“Everyone came out to eat,” Campbell says. But everyone also asked that she move uptown. The trailer made relocating possible. So in 1974, Campbell hauled the building to its current spot on Main Street, which she rented for $45 a month. “Two days later, we were open again,” she says. Workers poured in from the nearby nuclear plant as early as 4:30 a.m. in search of a hot meal.
The restaurant has a regular base of customers including a group called ROMEO (Retired Old Men Eating Out), which meets for breakfast once a month. Campbell, like her customers, hopes that anyone who buys the property will allow the restaurant to stay. “I can’t move the diner,” she says. “Trailers deteriorate.”
Campbell and Junius, who eventually closed his barbecue business in order to help with the in-town restaurant, no longer work a regular shift at Campbell’s Diner. They turned over the day-day-day business to two longtime employees last January. “It was time for us to slow up,” she says. Still, Campbell continues to make weekly runs to the State Farmers’ Market in Raleigh, where she’s bought fresh vegetables from wholesaler Dennis Ennis and his family for 45 years. She also regularly visits Campbell’s.
Junius dines at the restaurant almost every day at 11 a.m. “I tell him to go eat a big lunch and then if I don’t cook dinner that’s OK,” Campbell says.
With her new time off, Campbell enjoys dining out, too. She regularly joins a group of six to ten women—many of whom are from her church—for daily lunches. “There are 75 restaurants in town today,” she says. But to her, Campbell’s isn’t one of them.
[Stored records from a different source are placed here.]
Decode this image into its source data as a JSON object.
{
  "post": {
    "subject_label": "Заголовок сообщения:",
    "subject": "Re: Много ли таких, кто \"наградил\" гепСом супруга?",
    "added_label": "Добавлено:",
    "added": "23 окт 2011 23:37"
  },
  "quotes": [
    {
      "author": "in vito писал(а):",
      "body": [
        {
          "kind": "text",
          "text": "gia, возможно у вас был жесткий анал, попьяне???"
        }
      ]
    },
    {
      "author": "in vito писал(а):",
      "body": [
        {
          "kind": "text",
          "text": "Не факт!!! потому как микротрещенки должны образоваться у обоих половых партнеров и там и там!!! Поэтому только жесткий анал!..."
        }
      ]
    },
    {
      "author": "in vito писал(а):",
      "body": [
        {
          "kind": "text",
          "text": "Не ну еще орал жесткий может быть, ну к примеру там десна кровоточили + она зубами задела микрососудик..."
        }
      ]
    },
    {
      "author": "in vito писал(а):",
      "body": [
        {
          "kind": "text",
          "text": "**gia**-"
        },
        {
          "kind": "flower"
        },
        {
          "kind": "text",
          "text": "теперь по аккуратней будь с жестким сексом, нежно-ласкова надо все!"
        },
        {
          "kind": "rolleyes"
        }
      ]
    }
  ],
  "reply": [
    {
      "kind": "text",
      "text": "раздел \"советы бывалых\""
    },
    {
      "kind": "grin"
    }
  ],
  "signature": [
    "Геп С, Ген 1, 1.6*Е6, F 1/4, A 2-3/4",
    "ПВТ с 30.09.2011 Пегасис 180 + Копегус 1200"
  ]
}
It’s home.
Campbell's Diner (530 N. Main St., Fuquay-Varina, 552-6921) is open 6 a.m.—2 p.m., Monday through Friday and 6 a.m.—11 a.m. Saturday.